At one point, they toyed with the idea of opening a drive-through espresso business. They wondered, but who would really pay to get fancy coffee that way? They both laugh now when they think back to their conclusion, “That will never work.”

“We talked and talked, and one day, we were reading the classifieds and saw an ad for a lodge and cabins in the Denali Park area,” Slinkard said. “It was five acres. We said, ‘That sounds like a great idea.’ I was a travel agent. I knew it was a good business.”

With 12 rental cabins and a lodge building, it was called the McKinley Wilderness Lodge, owned and operated by Mike and Debbie Planty, who currently live in Healy.

To purchase the property, the new entrepreneurs cashed out their retirement and collected every other source of funding they could acquire. For more than a year, banks turned them down — until they talked to Don Clary at First National Bank Alaska.

“He believed in us,” they said.

Smith was a single mother with a 2-year-old son. She had a steady paycheck at Eddie Bauer and three weeks of vacation. Her mother fretted about her giving up that security.

“Basically, we had to jump off the cliff,” Smith said.

Luckily, neither one of them had any debt.

Today, they rent 32 cabins and two rental houses plus a loft. The houses provide economical housing for families, they said. A large covered pavilion on the banks of Carlo Creek is the perfect spot for outdoor gatherings.

They also branched out and opened the Denali Doghouse in 2009. New owners took it over last season. They still own Denali Fish ‘N Chips, which opened in 2007 and added Mexican food to the menu in 2015.

“We love the restaurant business,” Slinkard said.

“We love the idea of coming up with concepts, menu, designing,” Smith said.

But eventually, they came to appreciate spending the bulk of their time at Creekside and began to downsize.

“Not every business is going to be a huge success,” Smith said. “But that doesn’t mean it’s not going to be a success for someone else.”

“We felt fortunate to take those businesses, build them up, then pass the torch,” Slinkard said.

They believe in competition.

“It makes you hone your skills and raises the level of quality for the whole area,” Smith said.

They don’t regret any of their hard work, even those early years when just the two of them did every job.

“Every time I walk into the mall, in Anchorage, I’m so thankful for what I do,” Smith said. “We’re enjoying the ride.”

The decision and the business has always been about lifestyle, not about money.

“Nobody is getting rich out here,” Smith said.

Their goal has always been to make McKinley Creekside a place they would want to go themselves.

Smith doesn’t’ think they have yet accomplished their full vision, but they are getting close, she said.

When these two ladies think about retirement, they think about starting another business, so they figure they should just stay put for now.

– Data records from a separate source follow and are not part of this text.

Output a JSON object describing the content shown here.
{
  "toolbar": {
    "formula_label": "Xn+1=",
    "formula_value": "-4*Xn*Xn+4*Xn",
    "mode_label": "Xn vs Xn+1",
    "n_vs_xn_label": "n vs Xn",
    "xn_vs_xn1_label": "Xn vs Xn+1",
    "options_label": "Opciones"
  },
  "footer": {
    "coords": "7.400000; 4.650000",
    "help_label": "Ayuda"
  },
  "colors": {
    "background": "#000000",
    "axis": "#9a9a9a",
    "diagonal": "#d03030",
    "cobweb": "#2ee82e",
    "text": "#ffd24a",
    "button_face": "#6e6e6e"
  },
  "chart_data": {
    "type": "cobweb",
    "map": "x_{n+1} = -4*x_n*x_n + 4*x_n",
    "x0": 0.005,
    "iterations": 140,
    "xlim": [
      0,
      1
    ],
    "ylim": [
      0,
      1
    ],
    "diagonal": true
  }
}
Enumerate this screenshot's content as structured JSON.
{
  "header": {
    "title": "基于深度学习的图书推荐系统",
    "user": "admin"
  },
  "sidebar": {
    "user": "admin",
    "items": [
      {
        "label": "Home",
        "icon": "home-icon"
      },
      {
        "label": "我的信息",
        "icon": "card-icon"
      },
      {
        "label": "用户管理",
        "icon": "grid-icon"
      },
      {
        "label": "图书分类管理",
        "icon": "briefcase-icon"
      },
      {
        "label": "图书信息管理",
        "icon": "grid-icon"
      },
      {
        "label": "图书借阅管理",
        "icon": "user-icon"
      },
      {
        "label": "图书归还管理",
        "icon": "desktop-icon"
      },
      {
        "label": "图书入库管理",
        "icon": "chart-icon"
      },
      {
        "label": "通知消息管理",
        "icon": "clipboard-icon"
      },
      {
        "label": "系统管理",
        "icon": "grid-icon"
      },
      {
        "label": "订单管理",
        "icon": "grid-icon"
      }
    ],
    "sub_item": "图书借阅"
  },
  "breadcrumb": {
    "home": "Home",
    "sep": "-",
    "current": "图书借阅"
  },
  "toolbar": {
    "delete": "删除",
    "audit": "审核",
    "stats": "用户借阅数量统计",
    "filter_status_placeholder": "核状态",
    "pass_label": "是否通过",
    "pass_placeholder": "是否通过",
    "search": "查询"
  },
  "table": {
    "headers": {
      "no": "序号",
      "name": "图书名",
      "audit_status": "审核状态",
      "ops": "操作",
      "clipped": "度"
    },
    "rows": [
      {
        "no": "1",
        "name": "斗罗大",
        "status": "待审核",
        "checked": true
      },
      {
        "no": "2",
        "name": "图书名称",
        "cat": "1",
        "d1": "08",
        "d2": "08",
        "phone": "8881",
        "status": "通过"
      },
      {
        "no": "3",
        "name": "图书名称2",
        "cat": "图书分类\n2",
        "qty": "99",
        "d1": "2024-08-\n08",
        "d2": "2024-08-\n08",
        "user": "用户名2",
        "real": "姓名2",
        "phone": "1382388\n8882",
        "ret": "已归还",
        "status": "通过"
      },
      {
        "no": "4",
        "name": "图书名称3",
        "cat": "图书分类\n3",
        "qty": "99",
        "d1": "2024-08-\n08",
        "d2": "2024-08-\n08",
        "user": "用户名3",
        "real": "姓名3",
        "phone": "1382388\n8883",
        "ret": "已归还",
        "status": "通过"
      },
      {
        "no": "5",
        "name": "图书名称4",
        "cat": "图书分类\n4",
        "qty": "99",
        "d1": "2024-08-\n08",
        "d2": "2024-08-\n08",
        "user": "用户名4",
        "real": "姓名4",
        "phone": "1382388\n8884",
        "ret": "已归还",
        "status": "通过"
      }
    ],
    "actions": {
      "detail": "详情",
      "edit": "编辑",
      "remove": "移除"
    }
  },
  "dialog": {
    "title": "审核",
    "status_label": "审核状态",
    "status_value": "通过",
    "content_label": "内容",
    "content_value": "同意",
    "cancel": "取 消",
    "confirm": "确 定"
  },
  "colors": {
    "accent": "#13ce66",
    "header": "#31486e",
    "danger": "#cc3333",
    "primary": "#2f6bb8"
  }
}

They scheduled a celebration on Tuesday night that included a barbecue, live music from the band Nervis Rex, and then acoustic music with friends and neighbors standing around a bonfire.

That’s how important moments are celebrated in the Denali area, with friends and neighbors and family. It’s the perfect way to commemorate 20 years in business.

Contact community editor and columnist Kris Capps at kcapps@newsminer.com, in the office at 459-7546 or by cell at 322-6334. Follow her on Twitter: @FDNMKris.